Exercise goal:
Show each line of the records in which the word "true" occurs.

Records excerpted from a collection
============

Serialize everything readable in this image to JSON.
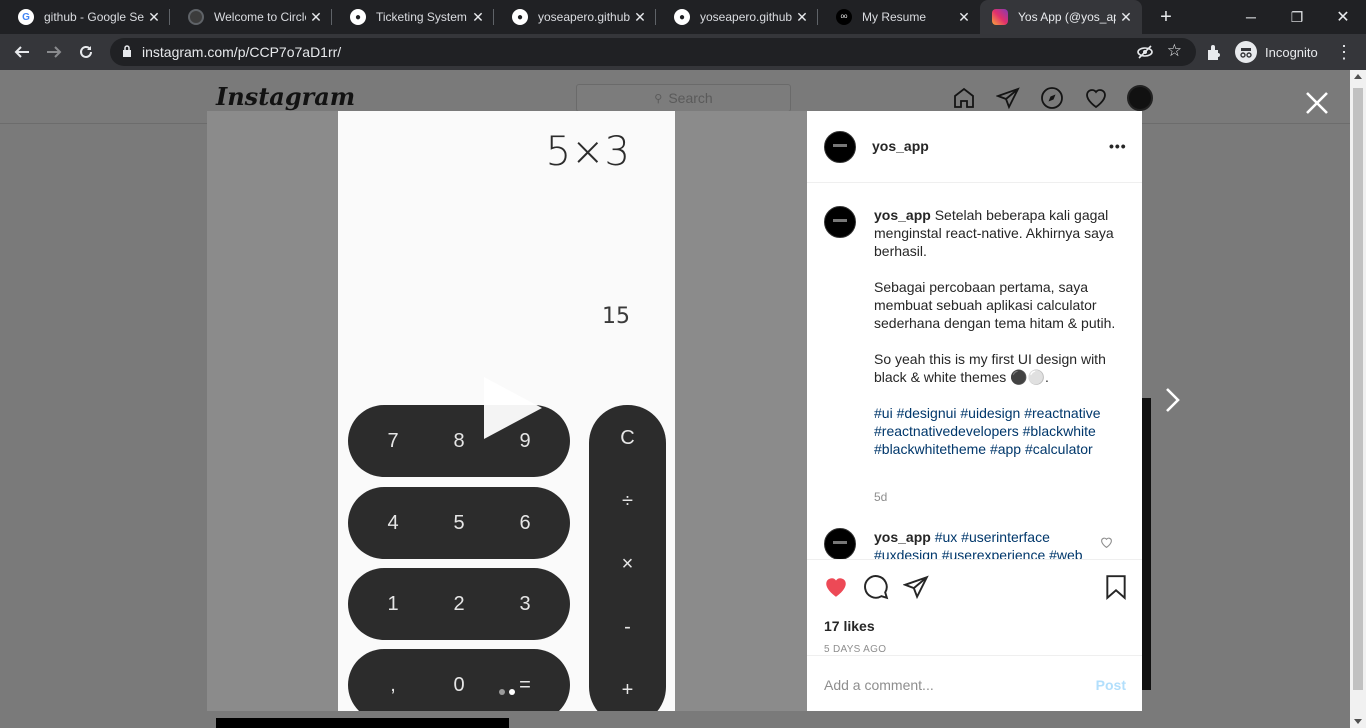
{
  "browser": {
    "tabs": [
      {
        "title": "github - Google Se",
        "icon": "google-icon",
        "color": "#ffffff"
      },
      {
        "title": "Welcome to Circle",
        "icon": "circleci-icon",
        "color": "#5f6368"
      },
      {
        "title": "Ticketing System -",
        "icon": "github-icon",
        "color": "#ffffff"
      },
      {
        "title": "yoseapero.github.",
        "icon": "github-icon",
        "color": "#ffffff"
      },
      {
        "title": "yoseapero.github.",
        "icon": "github-icon",
        "color": "#ffffff"
      },
      {
        "title": "My Resume",
        "icon": "resume-icon",
        "color": "#000000"
      },
      {
        "title": "Yos App (@yos_ap",
        "icon": "instagram-icon",
        "color": "#e1306c"
      }
    ],
    "active_tab": 6,
    "url": "instagram.com/p/CCP7o7aD1rr/",
    "profile_label": "Incognito"
  },
  "instagram": {
    "logo": "Instagram",
    "search_placeholder": "Search"
  },
  "post": {
    "username": "yos_app",
    "caption_user": "yos_app",
    "caption_lines": [
      "Setelah beberapa kali gagal menginstal react-native. Akhirnya saya berhasil.",
      "Sebagai percobaan pertama, saya membuat sebuah aplikasi calculator sederhana dengan tema hitam & putih.",
      "So yeah this is my first UI design with black & white themes ⚫⚪."
    ],
    "hashtags": "#ui #designui #uidesign #reactnative #reactnativedevelopers #blackwhite #blackwhitetheme #app #calculator",
    "age": "5d",
    "comment2_user": "yos_app",
    "comment2_text": "#ux #userinterface #uxdesign #userexperience #web",
    "likes": "17 likes",
    "posted": "5 DAYS AGO",
    "comment_placeholder": "Add a comment...",
    "post_label": "Post",
    "like_color": "#ed4956"
  },
  "calculator": {
    "expression": "5×3",
    "result": "15",
    "rows": [
      [
        "7",
        "8",
        "9"
      ],
      [
        "4",
        "5",
        "6"
      ],
      [
        "1",
        "2",
        "3"
      ],
      [
        ",",
        "0",
        "="
      ]
    ],
    "ops": [
      "C",
      "÷",
      "×",
      "-",
      "+"
    ],
    "carousel_index": 2,
    "carousel_count": 2
  }
}
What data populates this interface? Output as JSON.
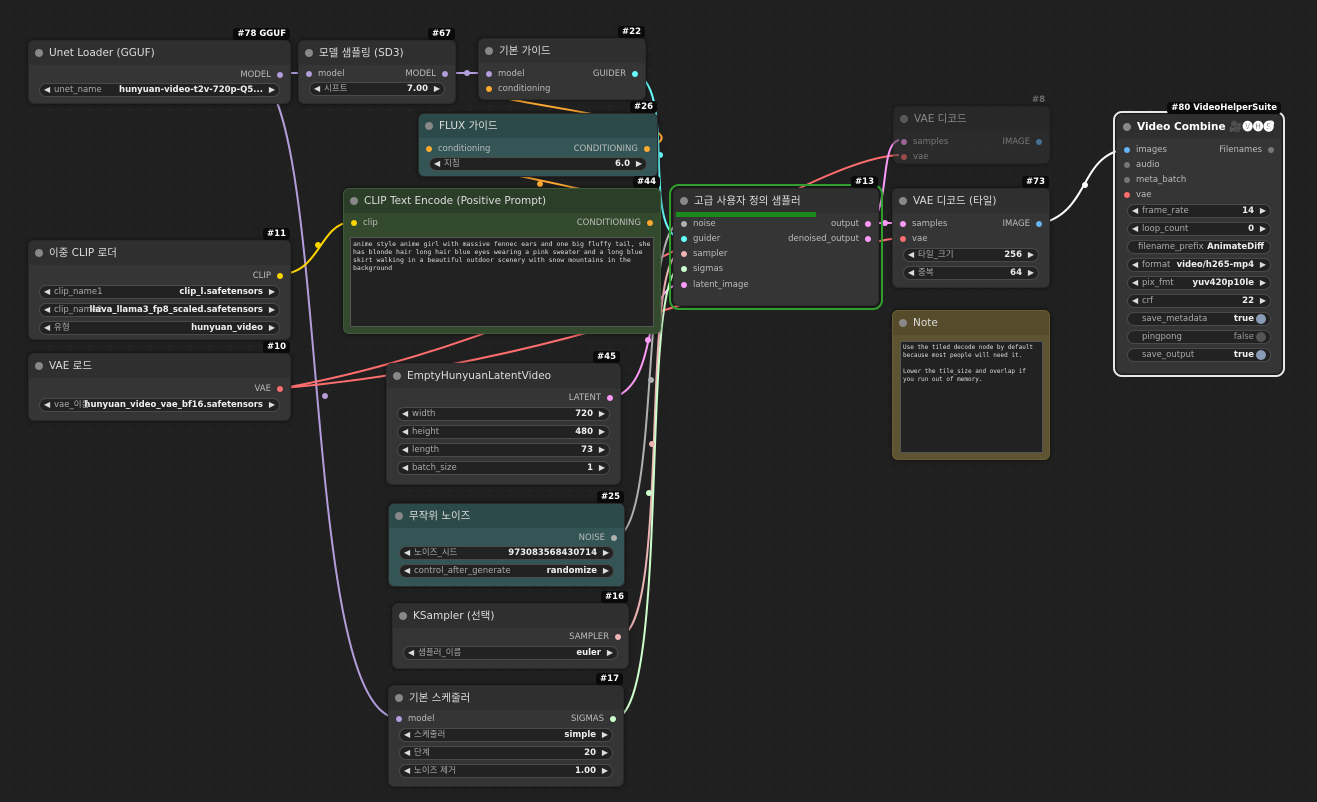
{
  "colors": {
    "model": "#b39ddb",
    "clip": "#ffd500",
    "vae": "#ff6e6e",
    "conditioning": "#ffa931",
    "latent": "#ff9cf9",
    "guider": "#66ffff",
    "sigmas": "#cdffcd",
    "sampler": "#ecb4b4",
    "noise": "#b0b0b0",
    "image": "#64b5f6"
  },
  "nodes": {
    "unet": {
      "badge": "#78 GGUF",
      "title": "Unet Loader (GGUF)",
      "output": "MODEL",
      "w_label": "unet_name",
      "w_value": "hunyuan-video-t2v-720p-Q5..."
    },
    "modelsamp": {
      "badge": "#67",
      "title": "모델 샘플링 (SD3)",
      "input": "model",
      "output": "MODEL",
      "w_label": "시프트",
      "w_value": "7.00"
    },
    "basicguider": {
      "badge": "#22",
      "title": "기본 가이드",
      "in1": "model",
      "in2": "conditioning",
      "output": "GUIDER"
    },
    "flux": {
      "badge": "#26",
      "title": "FLUX 가이드",
      "input": "conditioning",
      "output": "CONDITIONING",
      "w_label": "지침",
      "w_value": "6.0"
    },
    "clipenc": {
      "badge": "#44",
      "title": "CLIP Text Encode (Positive Prompt)",
      "input": "clip",
      "output": "CONDITIONING",
      "text": "anime style anime girl with massive fennec ears and one big fluffy tail, she has blonde hair long hair blue eyes wearing a pink sweater and a long blue skirt walking in a beautiful outdoor scenery with snow mountains in the background"
    },
    "dualclip": {
      "badge": "#11",
      "title": "이중 CLIP 로더",
      "output": "CLIP",
      "w1_label": "clip_name1",
      "w1_value": "clip_l.safetensors",
      "w2_label": "clip_name2",
      "w2_value": "llava_llama3_fp8_scaled.safetensors",
      "w3_label": "유형",
      "w3_value": "hunyuan_video"
    },
    "vaeload": {
      "badge": "#10",
      "title": "VAE 로드",
      "output": "VAE",
      "w_label": "vae_이름",
      "w_value": "hunyuan_video_vae_bf16.safetensors"
    },
    "latent": {
      "badge": "#45",
      "title": "EmptyHunyuanLatentVideo",
      "output": "LATENT",
      "widgets": [
        {
          "label": "width",
          "value": "720"
        },
        {
          "label": "height",
          "value": "480"
        },
        {
          "label": "length",
          "value": "73"
        },
        {
          "label": "batch_size",
          "value": "1"
        }
      ]
    },
    "noise": {
      "badge": "#25",
      "title": "무작위 노이즈",
      "output": "NOISE",
      "w1_label": "노이즈_시드",
      "w1_value": "973083568430714",
      "w2_label": "control_after_generate",
      "w2_value": "randomize"
    },
    "ksampler": {
      "badge": "#16",
      "title": "KSampler (선택)",
      "output": "SAMPLER",
      "w_label": "샘플러_이름",
      "w_value": "euler"
    },
    "scheduler": {
      "badge": "#17",
      "title": "기본 스케줄러",
      "input": "model",
      "output": "SIGMAS",
      "widgets": [
        {
          "label": "스케줄러",
          "value": "simple"
        },
        {
          "label": "단계",
          "value": "20"
        },
        {
          "label": "노이즈 제거",
          "value": "1.00"
        }
      ]
    },
    "custsamp": {
      "badge": "#13",
      "title": "고급 사용자 정의 샘플러",
      "inputs": [
        "noise",
        "guider",
        "sampler",
        "sigmas",
        "latent_image"
      ],
      "out1": "output",
      "out2": "denoised_output",
      "progress": 0.7
    },
    "vaedec": {
      "badge": "#8",
      "title": "VAE 디코드",
      "in1": "samples",
      "in2": "vae",
      "output": "IMAGE"
    },
    "vaetiled": {
      "badge": "#73",
      "title": "VAE 디코드 (타일)",
      "in1": "samples",
      "in2": "vae",
      "output": "IMAGE",
      "w1_label": "타일_크기",
      "w1_value": "256",
      "w2_label": "중복",
      "w2_value": "64"
    },
    "note": {
      "title": "Note",
      "text": "Use the tiled decode node by default because most people will need it.\n\nLower the tile_size and overlap if you run out of memory."
    },
    "vcombine": {
      "badge": "#80 VideoHelperSuite",
      "title": "Video Combine 🎥🅥🅗🅢",
      "help": "?",
      "inputs": [
        "images",
        "audio",
        "meta_batch",
        "vae"
      ],
      "output": "Filenames",
      "widgets": [
        {
          "label": "frame_rate",
          "value": "14",
          "kind": "num"
        },
        {
          "label": "loop_count",
          "value": "0",
          "kind": "num"
        },
        {
          "label": "filename_prefix",
          "value": "AnimateDiff",
          "kind": "text"
        },
        {
          "label": "format",
          "value": "video/h265-mp4",
          "kind": "combo"
        },
        {
          "label": "pix_fmt",
          "value": "yuv420p10le",
          "kind": "combo"
        },
        {
          "label": "crf",
          "value": "22",
          "kind": "num"
        },
        {
          "label": "save_metadata",
          "value": "true",
          "kind": "toggle"
        },
        {
          "label": "pingpong",
          "value": "false",
          "kind": "toggle"
        },
        {
          "label": "save_output",
          "value": "true",
          "kind": "toggle"
        }
      ]
    }
  }
}
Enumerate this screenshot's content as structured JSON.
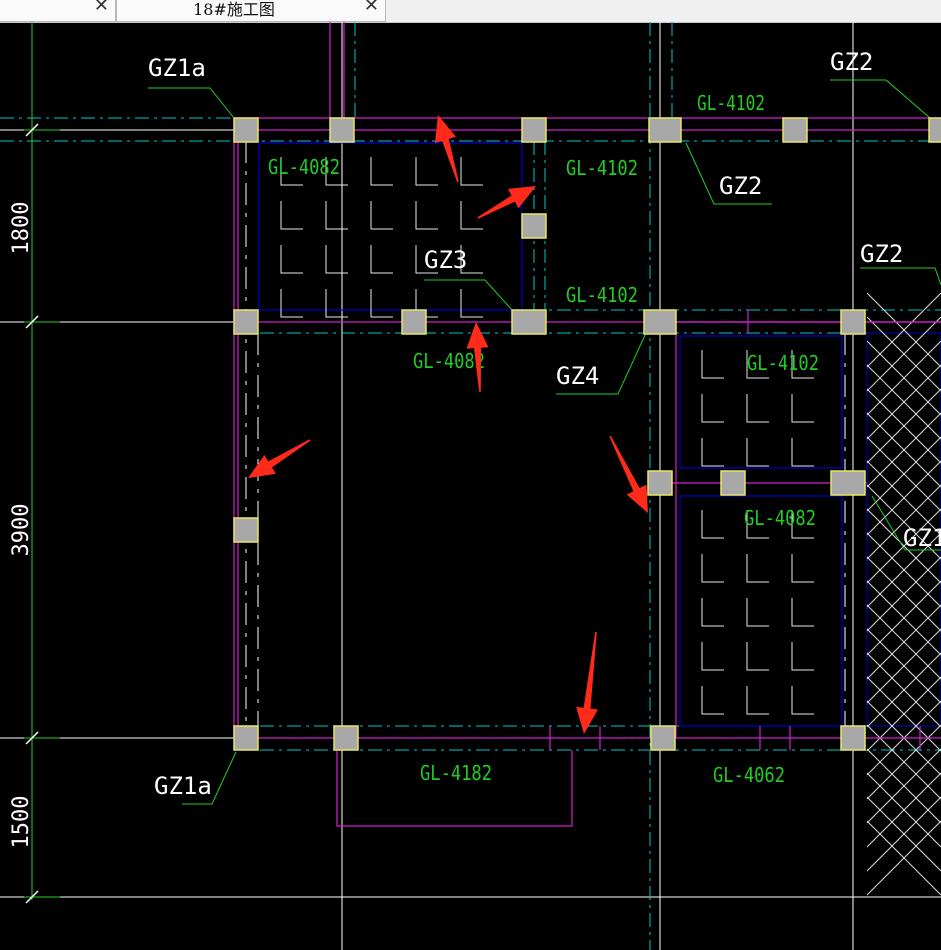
{
  "tabs": [
    {
      "label": ""
    },
    {
      "label": "18#施工图"
    }
  ],
  "close_glyph": "✕",
  "dimensions": [
    "1800",
    "3900",
    "1500"
  ],
  "column_labels": [
    "GZ1a",
    "GZ2",
    "GZ2",
    "GZ2",
    "GZ3",
    "GZ4",
    "GZ1",
    "GZ1a"
  ],
  "beam_labels": [
    "GL-4082",
    "GL-4102",
    "GL-4102",
    "GL-4102",
    "GL-4082",
    "GL-4102",
    "GL-4082",
    "GL-4182",
    "GL-4062"
  ],
  "colors": {
    "grid": "#ffffff",
    "axis": "#00c8c8",
    "wall": "#d020d0",
    "column_fill": "#a8a8a8",
    "column_edge": "#e8e860",
    "slab": "#0000cc",
    "text": "#22cc22",
    "arrow": "#ff2a1a"
  }
}
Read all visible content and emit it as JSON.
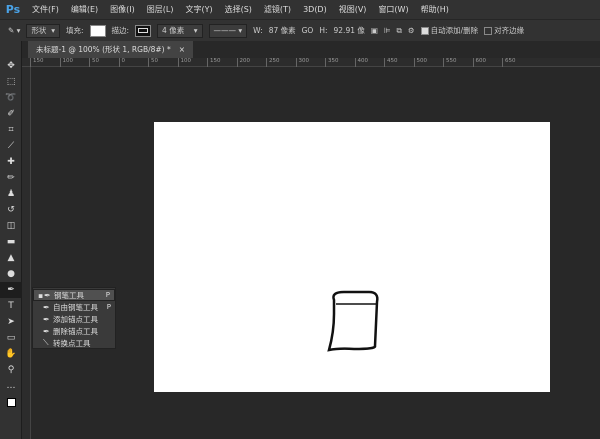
{
  "app": {
    "logo": "Ps"
  },
  "menu": [
    "文件(F)",
    "编辑(E)",
    "图像(I)",
    "图层(L)",
    "文字(Y)",
    "选择(S)",
    "滤镜(T)",
    "3D(D)",
    "视图(V)",
    "窗口(W)",
    "帮助(H)"
  ],
  "options": {
    "mode": "形状",
    "fill_label": "填充:",
    "stroke_label": "描边:",
    "stroke_width": "4 像素",
    "w_label": "W:",
    "w_value": "87 像素",
    "link": "GO",
    "h_label": "H:",
    "h_value": "92.91 像",
    "auto_add": "自动添加/删除",
    "auto_add_checked": true,
    "align_edges": "对齐边缘",
    "align_edges_checked": false
  },
  "tab": {
    "title": "未标题-1 @ 100% (形状 1, RGB/8#) *",
    "close": "×"
  },
  "ruler": [
    "150",
    "100",
    "50",
    "0",
    "50",
    "100",
    "150",
    "200",
    "250",
    "300",
    "350",
    "400",
    "450",
    "500",
    "550",
    "600",
    "650"
  ],
  "flyout": [
    {
      "label": "钢笔工具",
      "key": "P",
      "selected": true
    },
    {
      "label": "自由钢笔工具",
      "key": "P"
    },
    {
      "label": "添加锚点工具",
      "key": ""
    },
    {
      "label": "删除锚点工具",
      "key": ""
    },
    {
      "label": "转换点工具",
      "key": ""
    }
  ]
}
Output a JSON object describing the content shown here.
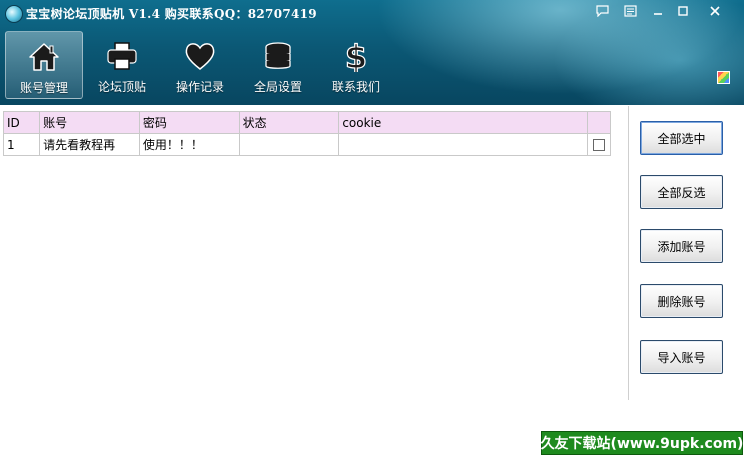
{
  "window": {
    "title": "宝宝树论坛顶贴机 V1.4 购买联系QQ：82707419",
    "logo_icon": "fish-ball-icon",
    "controls": [
      "chat-icon",
      "settings-icon",
      "minimize-icon",
      "maximize-icon",
      "close-icon"
    ]
  },
  "toolbar": {
    "items": [
      {
        "label": "账号管理",
        "icon": "home-icon",
        "active": true
      },
      {
        "label": "论坛顶贴",
        "icon": "printer-icon",
        "active": false
      },
      {
        "label": "操作记录",
        "icon": "heart-icon",
        "active": false
      },
      {
        "label": "全局设置",
        "icon": "database-icon",
        "active": false
      },
      {
        "label": "联系我们",
        "icon": "dollar-icon",
        "active": false
      }
    ],
    "skin_icon": "color-palette-icon"
  },
  "table": {
    "columns": [
      "ID",
      "账号",
      "密码",
      "状态",
      "cookie",
      ""
    ],
    "rows": [
      {
        "id": "1",
        "account": "请先看教程再",
        "password": "使用！！！",
        "status": "",
        "cookie": "",
        "checked": false
      }
    ]
  },
  "actions": {
    "select_all": "全部选中",
    "invert_select": "全部反选",
    "add_account": "添加账号",
    "delete_account": "删除账号",
    "import_account": "导入账号"
  },
  "watermark": "久友下载站(www.9upk.com)",
  "colors": {
    "header_dark": "#084660",
    "header_light": "#0f6e8e",
    "table_header_bg": "#f4dcf4",
    "watermark_bg": "#1e8a1e"
  }
}
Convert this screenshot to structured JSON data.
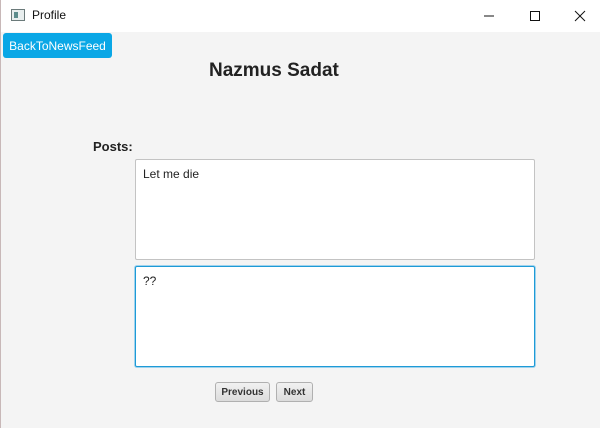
{
  "window": {
    "title": "Profile",
    "icons": {
      "app": "window-app-icon",
      "minimize": "minimize-icon",
      "maximize": "maximize-icon",
      "close": "close-icon"
    }
  },
  "toolbar": {
    "back_label": "BackToNewsFeed"
  },
  "profile": {
    "name": "Nazmus Sadat"
  },
  "posts": {
    "label": "Posts:",
    "items": [
      {
        "text": "Let me die"
      },
      {
        "text": "??"
      }
    ]
  },
  "pagination": {
    "previous_label": "Previous",
    "next_label": "Next"
  },
  "colors": {
    "accent": "#0aa7e6",
    "focus_border": "#1e9ad6"
  }
}
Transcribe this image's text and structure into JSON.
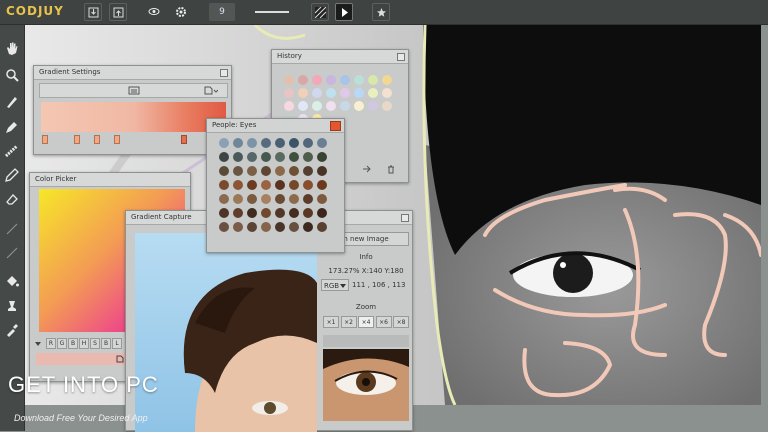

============

Result of this exercise:
          "value": "true",
          "value": "true",
    "auto_add_checked": true,
      "selected": true
        "active": true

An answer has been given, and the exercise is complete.